Four Ferguson Related Bills in Congress. This week will likely be the last week of the 113th Congress. When Congress reconvenes again in January, Republicans will control both the House and the Senate.
But the last week of a Congress is always unpredictable and full of bills passing. Some pieces are ceremonial — others are substantive. You never know what legislative language might get tacked on to a bigger (read: spending) bill at the last minute as part of a last minute deal.
Below are four pieces of legislation related to the topic of the moment: Police brutality. Last year more people were killed by police in the U.S., 461, than in over thirty years. Oddly the cases of Mike Brown, Eric Garner and others happen at a time when crime rates are at their lowest points in a generation. Below are four #Ferguson related pieces of legislation.
1. Stop Militarizing Law Enforcement (H.R. 5478) Rep. Hank Johnson, D-GA. A week after Michael Brown was shot to death by Ferguson Police Officer Darren Wilson, Rep. Hank Johnson announced he would draft a bill to end Pentagon Program 1033. Johnson was one of 8 Black Caucus members who voted against funding the DoD program in June. On September 16, Johnson dropped his bill, the Stop Militarizing Law Enforcement Act of 2014. There are four Republicans on this legislation.
“Before another small town’s police force gets a $750,000 gift from the Defense Department that it can’t maintain or manage, it behooves us to press pause on Pentagon’s 1033 program and revisit the merits of a militarized America.”
Rep. Johnson’s bill would:
—— Prevent transfers of equipment inappropriate for local policing, such as high-caliber weapons, long-range acoustic devices, grenade launchers, armed drones, armored vehicles, and grenades or similar explosives,
—— End incentives to use equipment in circumstances when the use is unnecessary. Under the 1033 program, local police are required to use the equipment within a year.
—— Require that recipients certify that they can account for all equipment.
2. The Transparency in Policing Act (H.R. 5407) Rep. Al Green, D-TX. Green’s bill would, “require state and local law enforcement agencies that receive funds from the Department of Justice to acquire body cameras for use by their law enforcement officers.” Numerous police departments around the country have conducted studies on body cameras and they have gotten positive results. The bill was introduced on September 8, 2014 in the wake of the Ferguson story.
3. Death in Custody Reporting Act (H.R. 1447) Rep. Bobby Scott, D-VA. That this bill is necessary is a statement in itself. Believe it or not police departments are not required to report a death in custody. In 2013, 461 (we think…) people were killed by the police — the most in 30 years. This legislation has passed the House and cued up in the Senate and could pass this week (waiting for the Republicans…). The legislation requires police departments, “to report to the Attorney General on a quarterly basis certain information regarding the death of any person who is detained, arrested, en route to incarceration, or incarcerated in state or local facilities or a boot camp prison. Imposes penalties on states that fail to comply with such reporting requirements.” Scott dropped this bill in early 2013.
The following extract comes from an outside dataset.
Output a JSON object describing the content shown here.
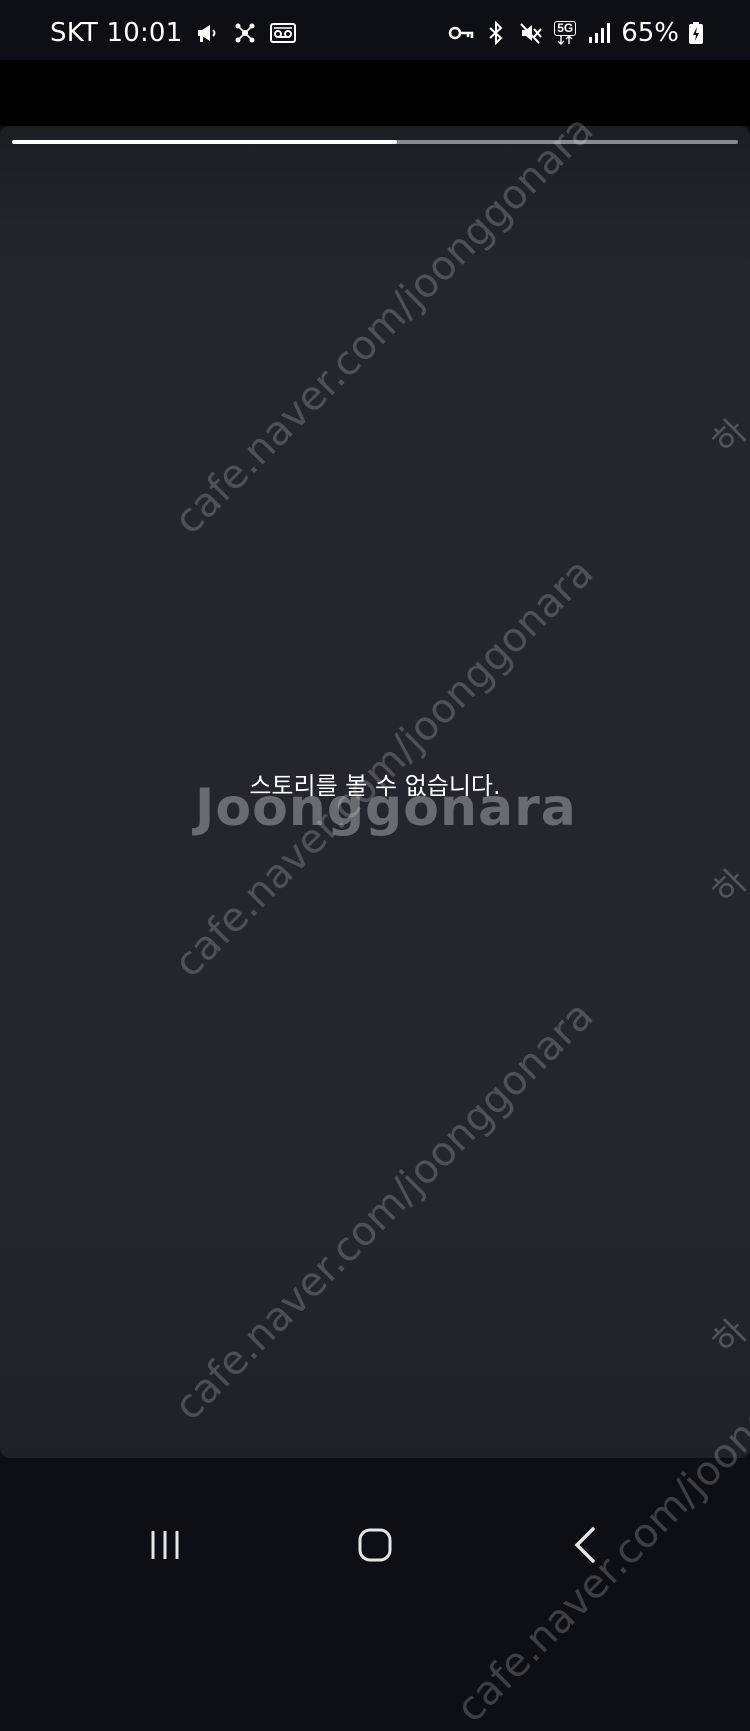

The bill also, “requires the head of each federal law enforcement agency to report to the Attorney General annually certain information regarding the death of any person who: (1) is detained or arrested by any officer of such agency (or by any state or local law enforcement officer for purposes of a federal law enforcement operation); or (2) is en route to be incarcerated or detained, or is incarcerated or detained, at any federal correctional facility or federal pretrial detention facility located within the United States or any other facility pursuant to a contract with or used by such agency.”
4. The End Racial Profiling Act (H.R. 2851) Rep. John Conyers/Sen. Ben Cardin. Conyers’ site reads, “this legislation is designed to protect minority communities by prohibiting the use of racial profiling by law enforcement officials.”
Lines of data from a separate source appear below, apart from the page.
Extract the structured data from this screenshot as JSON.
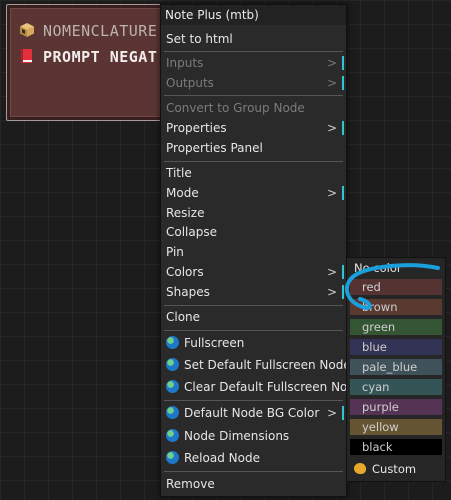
{
  "node": {
    "line1": "NOMENCLATURE",
    "line2": "PROMPT NEGAT",
    "line1_icon": "box-icon",
    "line2_icon": "red-book-icon"
  },
  "menu": {
    "title": "Note Plus (mtb)",
    "items": [
      {
        "label": "Set to html"
      },
      {
        "label": "Inputs",
        "disabled": true,
        "submenu": true
      },
      {
        "label": "Outputs",
        "disabled": true,
        "submenu": true
      },
      {
        "label": "Convert to Group Node",
        "disabled": true
      },
      {
        "label": "Properties",
        "submenu": true
      },
      {
        "label": "Properties Panel"
      },
      {
        "label": "Title"
      },
      {
        "label": "Mode",
        "submenu": true
      },
      {
        "label": "Resize"
      },
      {
        "label": "Collapse"
      },
      {
        "label": "Pin"
      },
      {
        "label": "Colors",
        "submenu": true
      },
      {
        "label": "Shapes",
        "submenu": true
      },
      {
        "label": "Clone"
      },
      {
        "label": "Fullscreen",
        "icon": "globe-icon"
      },
      {
        "label": "Set Default Fullscreen Node",
        "icon": "globe-icon"
      },
      {
        "label": "Clear Default Fullscreen Node",
        "icon": "globe-icon"
      },
      {
        "label": "Default Node BG Color",
        "icon": "globe-icon",
        "submenu": true
      },
      {
        "label": "Node Dimensions",
        "icon": "globe-icon"
      },
      {
        "label": "Reload Node",
        "icon": "globe-icon"
      },
      {
        "label": "Remove"
      }
    ],
    "arrow_glyph": ">"
  },
  "colors_submenu": {
    "no_color_label": "No color",
    "custom_label": "Custom",
    "options": [
      {
        "label": "red",
        "color": "#553333"
      },
      {
        "label": "brown",
        "color": "#593930"
      },
      {
        "label": "green",
        "color": "#335533"
      },
      {
        "label": "blue",
        "color": "#333355"
      },
      {
        "label": "pale_blue",
        "color": "#3f5159"
      },
      {
        "label": "cyan",
        "color": "#335555"
      },
      {
        "label": "purple",
        "color": "#553355"
      },
      {
        "label": "yellow",
        "color": "#665533"
      },
      {
        "label": "black",
        "color": "#000000"
      }
    ]
  },
  "accent_color": "#2fc4d2",
  "annotation_color": "#1a9fdc"
}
Even though AG Holder dropped new guidelines today no one has seen an actual copy. It’s likely the DOJ guidelines has what Conyers/Cardin’s bill contains but who knows. The bill was introduced in July 2013. A description on Conyers’ site reads, “Recent events demonstrate that racial profiling remains a divisive issue that strikes at the very foundation of our democracy. Though the death of Trayvon Martin was not the result of a law enforcement encounter, the issues of race and reasonable suspicion of criminal conduct are so closely linked in the minds of the public that his death cannot be separated from the law enforcement profiling debate.